**Exercise brief:**
Through the last line of the entries, please copy every line exactly, starting with the one that contains "Extract the structured".

**Entries supplied:**
------------------------------------------------------------------------
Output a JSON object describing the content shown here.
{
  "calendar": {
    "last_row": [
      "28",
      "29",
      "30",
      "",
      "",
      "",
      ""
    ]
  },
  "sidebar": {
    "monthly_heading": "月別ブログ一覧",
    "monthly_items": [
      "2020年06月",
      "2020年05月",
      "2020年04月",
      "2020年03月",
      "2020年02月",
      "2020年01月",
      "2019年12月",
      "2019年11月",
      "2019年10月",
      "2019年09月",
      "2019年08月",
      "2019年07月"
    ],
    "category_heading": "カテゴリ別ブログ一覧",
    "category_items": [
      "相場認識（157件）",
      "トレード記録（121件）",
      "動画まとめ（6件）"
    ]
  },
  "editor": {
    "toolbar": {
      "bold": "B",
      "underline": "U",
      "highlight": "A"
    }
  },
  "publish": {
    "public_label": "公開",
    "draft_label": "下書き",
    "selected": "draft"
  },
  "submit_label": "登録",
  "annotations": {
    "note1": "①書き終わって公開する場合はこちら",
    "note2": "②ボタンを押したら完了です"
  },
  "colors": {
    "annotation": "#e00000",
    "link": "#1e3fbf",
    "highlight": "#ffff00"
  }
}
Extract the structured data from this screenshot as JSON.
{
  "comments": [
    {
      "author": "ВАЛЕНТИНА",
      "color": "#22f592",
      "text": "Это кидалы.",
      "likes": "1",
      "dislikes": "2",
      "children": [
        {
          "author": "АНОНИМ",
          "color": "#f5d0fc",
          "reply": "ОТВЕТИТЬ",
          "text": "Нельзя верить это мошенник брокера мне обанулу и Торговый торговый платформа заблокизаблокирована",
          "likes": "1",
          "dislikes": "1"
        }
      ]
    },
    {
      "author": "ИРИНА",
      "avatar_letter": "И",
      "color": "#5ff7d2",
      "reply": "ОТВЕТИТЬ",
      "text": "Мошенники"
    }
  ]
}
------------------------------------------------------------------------
**Written solution:**
Extract the structured data from this screenshot as JSON.
{
  "comments": [
    {
      "author": "ВАЛЕНТИНА",
      "color": "#22f592",
      "text": "Это кидалы.",
      "likes": "1",
      "dislikes": "2",
      "children": [
        {
          "author": "АНОНИМ",
          "color": "#f5d0fc",
          "reply": "ОТВЕТИТЬ",
          "text": "Нельзя верить это мошенник брокера мне обанулу и Торговый торговый платформа заблокизаблокирована",
          "likes": "1",
          "dislikes": "1"
        }
      ]
    },
    {
      "author": "ИРИНА",
      "avatar_letter": "И",
      "color": "#5ff7d2",
      "reply": "ОТВЕТИТЬ",
      "text": "Мошенники"
    }
  ]
}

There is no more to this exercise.